Sure, books require you to use visual and auditory imagination. But both TV and books require you to use your imagination for the other senses. And both require you to use your imagination to model the characters and the emotions.
Plenty of bad TV spells things out (and does the work for you, as Le Guin puts it) so you don't have to think so much; but then, so does plenty of bad writing.
Also, what does this argument say about audiobooks? When you're listening to an audiobook, you no longer have to move your eyes across the page, or turn pages; you no longer have to imagine the characters' voices; does that mean that listening to an audiobook is a passive activity? What about listening to someone read aloud to you? Is that really all that much more passive than reading the same story to yourself? What if the reader is really good, and the writing is mediocre, and the reader brings the work to life in a way that wouldn't happen if you were looking at the words on the page?

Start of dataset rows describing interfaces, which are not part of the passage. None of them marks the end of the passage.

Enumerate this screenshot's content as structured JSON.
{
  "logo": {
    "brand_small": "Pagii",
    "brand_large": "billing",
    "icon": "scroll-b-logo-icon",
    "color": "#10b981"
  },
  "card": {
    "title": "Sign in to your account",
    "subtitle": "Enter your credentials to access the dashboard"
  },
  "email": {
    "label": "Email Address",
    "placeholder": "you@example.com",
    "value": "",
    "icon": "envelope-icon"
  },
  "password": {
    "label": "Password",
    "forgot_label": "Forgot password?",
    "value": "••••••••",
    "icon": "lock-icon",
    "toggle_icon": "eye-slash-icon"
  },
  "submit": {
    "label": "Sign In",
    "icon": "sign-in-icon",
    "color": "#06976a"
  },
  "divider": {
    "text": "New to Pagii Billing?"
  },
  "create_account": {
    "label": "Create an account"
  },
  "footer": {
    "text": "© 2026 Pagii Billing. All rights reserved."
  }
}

The best TV and movies I've seen have engaged me as fully and thoroughly, at all levels, as the best fiction I've read. I don't feel passive when I'm on the edge of my seat, tense and excited about what's going to happen next, or when I'm crying in sympathy with the characters. To paraphrase what Le Guin said about books, a TV show "won’t move your mind unless you give it your mind, or your heart unless you put your heart in it."
(Well, sure, some TV engages in manipulative heartstring-tugging. But so does some prose fiction.)
I'll certainly grant that reading provides some different pleasures from watching. But then, reading hard sf provides some different pleasures from reading a cookbook or a newspaper article or a blog or a romance novel. And those are all still much too monolithic categories, in terms of the kinds of pleasures they afford. I don't see the point of claiming that one of those sets of pleasures is superior to another.
Le Guin says that "reading is actual collaboration with the writer’s mind." So are all sorts of other things. Any artistic endeavor is a collaboration between the creator (in many cases, lots of creators, including performers) and the audience. (And sometimes the categories "creators" and "audience" break down entirely, but that's another topic.) I don't think it helps the cause of promoting reading (a cause I wholeheartedly endorse) to smugly look down our noses at people who are more interested in other media.
. . . Three addenda that occurred to me later:
- What about reading a comic book? That gives you visuals, but still no sound (but sometimes gives visual interpretation of sound). Is that active or passive? What if a parent reads a picture book aloud to a kid? The kid is getting visuals and sound--nothing left to the imagination, even though the physical object is still a book. Active or passive?
- Despite being a lifelong avid reader, my visual imagination has never been terribly good. A good designer and good actors can give me much more immersive and interesting visuals than my imagination usually serves up while I'm reading. If that's passivity on my part, I'm not convinced it's bad.
- In general, if you compare the best things in one category to the worst in a similar category, it should be no surprise when you demonstrate that the good things are better than the bad things. That says nothing, however, about the relative worth of the other items in the two categories.